§ **EXERCISE OBJECTIVE**
Give the data again exactly as it appears, excluding any pictures.

§ **AVAILABLE DATA**
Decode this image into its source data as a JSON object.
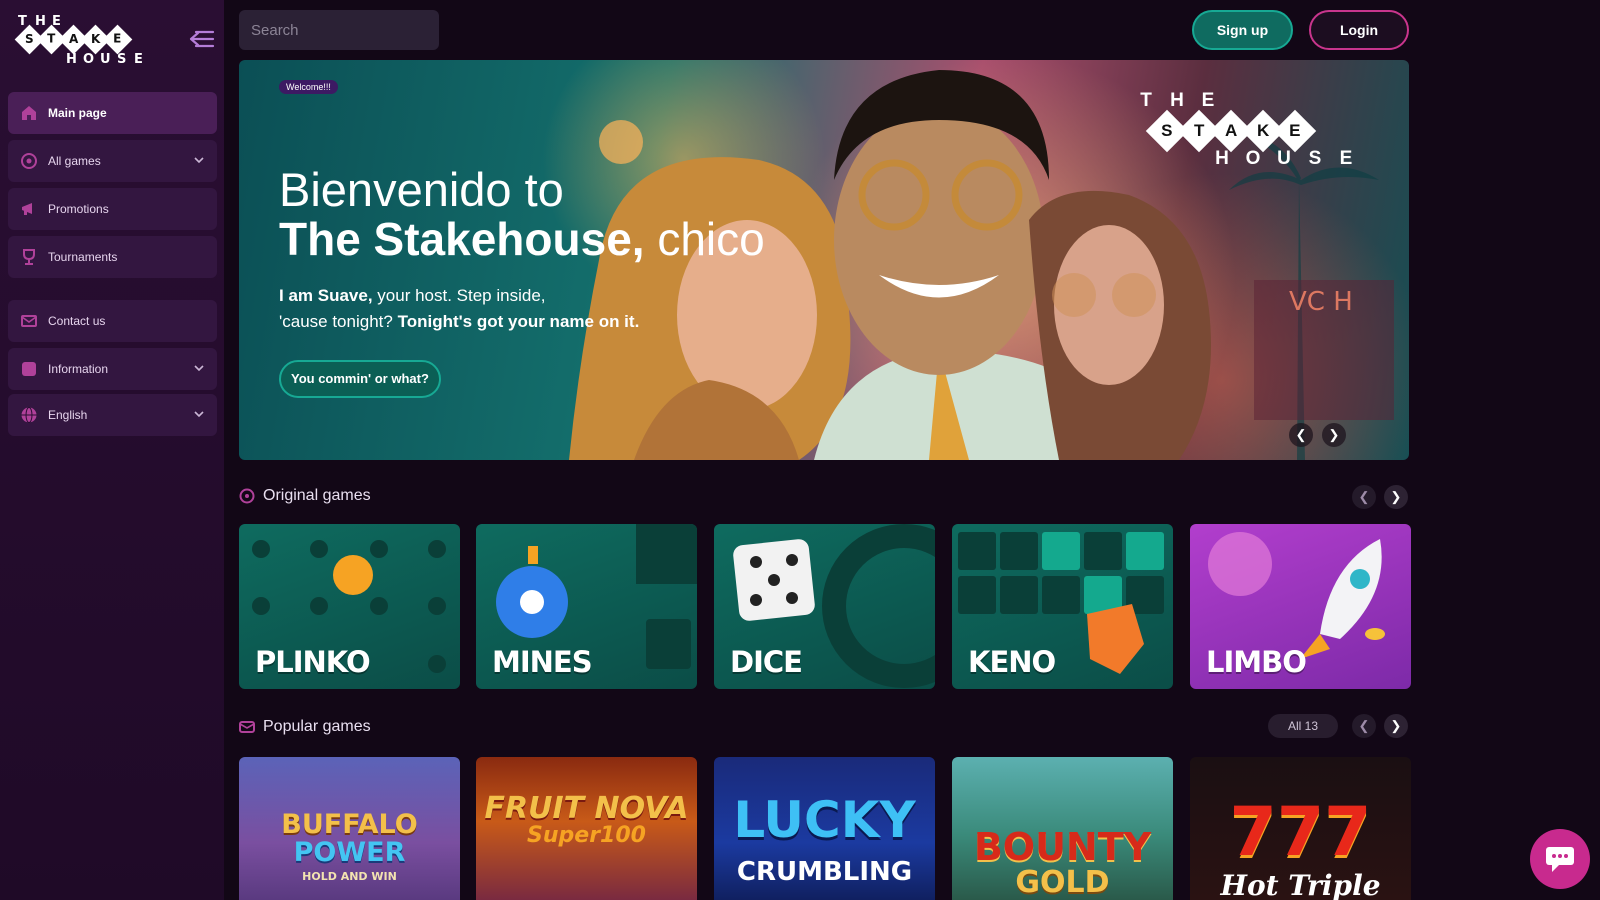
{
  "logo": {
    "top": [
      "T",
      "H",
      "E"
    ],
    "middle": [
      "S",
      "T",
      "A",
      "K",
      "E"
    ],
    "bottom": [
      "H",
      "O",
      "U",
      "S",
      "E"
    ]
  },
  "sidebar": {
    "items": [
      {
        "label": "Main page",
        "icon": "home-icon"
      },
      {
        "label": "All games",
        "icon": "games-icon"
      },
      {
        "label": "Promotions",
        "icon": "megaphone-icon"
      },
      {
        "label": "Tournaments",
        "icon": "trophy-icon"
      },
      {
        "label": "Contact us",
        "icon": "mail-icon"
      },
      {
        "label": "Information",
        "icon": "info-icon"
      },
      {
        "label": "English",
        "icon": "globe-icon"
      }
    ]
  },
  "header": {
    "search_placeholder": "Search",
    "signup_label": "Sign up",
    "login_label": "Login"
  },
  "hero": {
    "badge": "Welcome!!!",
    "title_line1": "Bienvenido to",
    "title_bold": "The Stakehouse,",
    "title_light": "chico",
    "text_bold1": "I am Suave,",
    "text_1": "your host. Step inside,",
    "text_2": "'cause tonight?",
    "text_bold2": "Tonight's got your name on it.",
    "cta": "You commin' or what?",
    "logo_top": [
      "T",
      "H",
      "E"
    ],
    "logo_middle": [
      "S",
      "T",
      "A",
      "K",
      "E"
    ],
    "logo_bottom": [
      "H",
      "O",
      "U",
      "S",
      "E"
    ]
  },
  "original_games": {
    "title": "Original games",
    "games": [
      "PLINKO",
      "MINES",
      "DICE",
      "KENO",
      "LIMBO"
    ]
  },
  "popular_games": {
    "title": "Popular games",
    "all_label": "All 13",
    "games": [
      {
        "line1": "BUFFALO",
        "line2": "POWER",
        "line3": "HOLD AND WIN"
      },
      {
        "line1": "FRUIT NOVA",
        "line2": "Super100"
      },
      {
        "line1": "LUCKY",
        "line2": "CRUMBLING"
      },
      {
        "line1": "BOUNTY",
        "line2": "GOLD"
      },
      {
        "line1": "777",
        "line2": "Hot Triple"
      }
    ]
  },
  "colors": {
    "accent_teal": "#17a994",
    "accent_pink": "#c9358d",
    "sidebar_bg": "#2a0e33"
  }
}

§ **SOLUTION TO THIS TASK**
Decode this image into its source data as a JSON object.
{
  "logo": {
    "top": [
      "T",
      "H",
      "E"
    ],
    "middle": [
      "S",
      "T",
      "A",
      "K",
      "E"
    ],
    "bottom": [
      "H",
      "O",
      "U",
      "S",
      "E"
    ]
  },
  "sidebar": {
    "items": [
      {
        "label": "Main page",
        "icon": "home-icon"
      },
      {
        "label": "All games",
        "icon": "games-icon"
      },
      {
        "label": "Promotions",
        "icon": "megaphone-icon"
      },
      {
        "label": "Tournaments",
        "icon": "trophy-icon"
      },
      {
        "label": "Contact us",
        "icon": "mail-icon"
      },
      {
        "label": "Information",
        "icon": "info-icon"
      },
      {
        "label": "English",
        "icon": "globe-icon"
      }
    ]
  },
  "header": {
    "search_placeholder": "Search",
    "signup_label": "Sign up",
    "login_label": "Login"
  },
  "hero": {
    "badge": "Welcome!!!",
    "title_line1": "Bienvenido to",
    "title_bold": "The Stakehouse,",
    "title_light": "chico",
    "text_bold1": "I am Suave,",
    "text_1": "your host. Step inside,",
    "text_2": "'cause tonight?",
    "text_bold2": "Tonight's got your name on it.",
    "cta": "You commin' or what?",
    "logo_top": [
      "T",
      "H",
      "E"
    ],
    "logo_middle": [
      "S",
      "T",
      "A",
      "K",
      "E"
    ],
    "logo_bottom": [
      "H",
      "O",
      "U",
      "S",
      "E"
    ]
  },
  "original_games": {
    "title": "Original games",
    "games": [
      "PLINKO",
      "MINES",
      "DICE",
      "KENO",
      "LIMBO"
    ]
  },
  "popular_games": {
    "title": "Popular games",
    "all_label": "All 13",
    "games": [
      {
        "line1": "BUFFALO",
        "line2": "POWER",
        "line3": "HOLD AND WIN"
      },
      {
        "line1": "FRUIT NOVA",
        "line2": "Super100"
      },
      {
        "line1": "LUCKY",
        "line2": "CRUMBLING"
      },
      {
        "line1": "BOUNTY",
        "line2": "GOLD"
      },
      {
        "line1": "777",
        "line2": "Hot Triple"
      }
    ]
  },
  "colors": {
    "accent_teal": "#17a994",
    "accent_pink": "#c9358d",
    "sidebar_bg": "#2a0e33"
  }
}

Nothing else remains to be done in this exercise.